» **Given records**
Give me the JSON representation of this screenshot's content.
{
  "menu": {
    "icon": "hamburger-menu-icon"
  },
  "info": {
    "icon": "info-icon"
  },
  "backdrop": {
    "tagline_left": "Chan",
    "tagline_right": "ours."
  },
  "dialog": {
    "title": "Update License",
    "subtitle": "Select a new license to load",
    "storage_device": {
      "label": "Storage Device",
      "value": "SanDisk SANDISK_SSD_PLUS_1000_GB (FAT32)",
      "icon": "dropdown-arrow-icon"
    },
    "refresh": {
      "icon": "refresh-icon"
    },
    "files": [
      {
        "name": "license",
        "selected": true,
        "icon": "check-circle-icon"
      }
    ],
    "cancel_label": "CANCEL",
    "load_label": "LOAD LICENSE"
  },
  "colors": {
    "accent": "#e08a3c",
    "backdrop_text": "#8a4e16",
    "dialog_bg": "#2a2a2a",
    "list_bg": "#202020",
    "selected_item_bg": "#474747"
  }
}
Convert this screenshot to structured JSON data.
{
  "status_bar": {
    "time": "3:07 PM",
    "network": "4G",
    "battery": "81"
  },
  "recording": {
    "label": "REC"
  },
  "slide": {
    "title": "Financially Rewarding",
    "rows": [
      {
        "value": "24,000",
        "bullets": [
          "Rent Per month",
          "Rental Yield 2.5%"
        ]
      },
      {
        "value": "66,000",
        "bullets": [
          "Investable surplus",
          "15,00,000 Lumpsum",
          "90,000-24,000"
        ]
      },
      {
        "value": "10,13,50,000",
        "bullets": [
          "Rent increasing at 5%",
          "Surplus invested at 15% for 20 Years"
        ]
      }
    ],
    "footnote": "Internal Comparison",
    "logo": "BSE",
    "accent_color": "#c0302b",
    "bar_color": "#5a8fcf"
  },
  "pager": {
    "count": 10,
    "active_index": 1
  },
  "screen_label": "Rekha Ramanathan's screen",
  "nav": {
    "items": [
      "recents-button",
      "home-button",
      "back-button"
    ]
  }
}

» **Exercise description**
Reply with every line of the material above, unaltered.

» **Reply**
Give me the JSON representation of this screenshot's content.
{
  "menu": {
    "icon": "hamburger-menu-icon"
  },
  "info": {
    "icon": "info-icon"
  },
  "backdrop": {
    "tagline_left": "Chan",
    "tagline_right": "ours."
  },
  "dialog": {
    "title": "Update License",
    "subtitle": "Select a new license to load",
    "storage_device": {
      "label": "Storage Device",
      "value": "SanDisk SANDISK_SSD_PLUS_1000_GB (FAT32)",
      "icon": "dropdown-arrow-icon"
    },
    "refresh": {
      "icon": "refresh-icon"
    },
    "files": [
      {
        "name": "license",
        "selected": true,
        "icon": "check-circle-icon"
      }
    ],
    "cancel_label": "CANCEL",
    "load_label": "LOAD LICENSE"
  },
  "colors": {
    "accent": "#e08a3c",
    "backdrop_text": "#8a4e16",
    "dialog_bg": "#2a2a2a",
    "list_bg": "#202020",
    "selected_item_bg": "#474747"
  }
}
Convert this screenshot to structured JSON data.
{
  "status_bar": {
    "time": "3:07 PM",
    "network": "4G",
    "battery": "81"
  },
  "recording": {
    "label": "REC"
  },
  "slide": {
    "title": "Financially Rewarding",
    "rows": [
      {
        "value": "24,000",
        "bullets": [
          "Rent Per month",
          "Rental Yield 2.5%"
        ]
      },
      {
        "value": "66,000",
        "bullets": [
          "Investable surplus",
          "15,00,000 Lumpsum",
          "90,000-24,000"
        ]
      },
      {
        "value": "10,13,50,000",
        "bullets": [
          "Rent increasing at 5%",
          "Surplus invested at 15% for 20 Years"
        ]
      }
    ],
    "footnote": "Internal Comparison",
    "logo": "BSE",
    "accent_color": "#c0302b",
    "bar_color": "#5a8fcf"
  },
  "pager": {
    "count": 10,
    "active_index": 1
  },
  "screen_label": "Rekha Ramanathan's screen",
  "nav": {
    "items": [
      "recents-button",
      "home-button",
      "back-button"
    ]
  }
}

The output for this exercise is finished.